Robert Ashley’s work tends to be less accessible than that of the others, because by the time people begin to figure out what he’s doing, and how important it is, Ashley has usually gone on to something else. Typically, the Kitchen audience seemed a little confused by ‘The Bank,’ a segment from his latest series, ‘Private Parts.’ Here Ashley reads disjointed half-explained stories in a mellow monotone against lush semi-popular instrumental accompaniments provided by his friend, ‘Blue’ Gene Tyranny. It is true that the kinds of multi-media events Ashley did at the Once Festivals in Michigan in the ’60s were recognized as seminal events a few years after he did them. It is true that his later ventures into spontaneous-conversation-as-art are now well remembered, sometimes imitated, and discussed with increasing frequency. It is true that his recent documentary video series ‘Music with Roots in the Aether’ is gradually beginning to be appreciated. And in a few years people will probably begin to grasp ‘Private Parts’ too. I’ve heard two performances and one recording, and I’m still not too sure what is going on. I have begun to notice, however, that Ashley’s monotone voice is not really a monotone, but rather a moving tone that bears some relationship to the background music. I have the feeling that, as with most of his works, I will eventually learn how the piece works and how to listen to it, and that then the music will suddenly sound quite direct and self-evident. So far I’m still confused by ‘Private Parts,’ but I am clearer about Ashley himself. He is an unusually adventurous artist who risks much, generally keeps a few years ahead of the trends, and pays a high price in terms of audience acceptance. He is older than any of the other artists on this program, but he is also the only one of them who chose to come to this highly visible concert with a challenging new idea instead of a safe old one. More power to him. It is refreshing to find avant-gardists who continue to be avant-gardists, even as they approach 50.

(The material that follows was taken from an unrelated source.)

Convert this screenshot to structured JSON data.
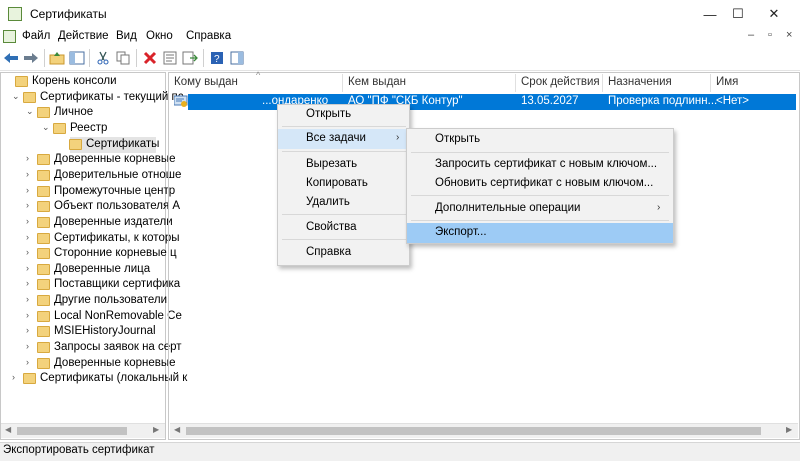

Laurie Anderson’s work tends to be far more accessible than that of the others. She presented a series of her songs, which have pop music and cute lyrics; worked with an ensemble of seven musicians, which didn’t seem to have rehearsed much; told some stories, which were first-person anecdotes about her many travels; and ran about 20 minutes over her share of the time, which seemed unfair to the other artists as well as to the audience. She has an attractive personality and apparently a rather large following. But despite a few clever lines and a few effective projections, her work seemed trivial in comparison with the solid musical rewards of the rest of the program. It didn’t quite seem to belong in the sophisticated context of an established museum of new video and music, though I suspect it would have seemed acceptable and perhaps genuinely entertaining in, well, in a slightly glorified loft.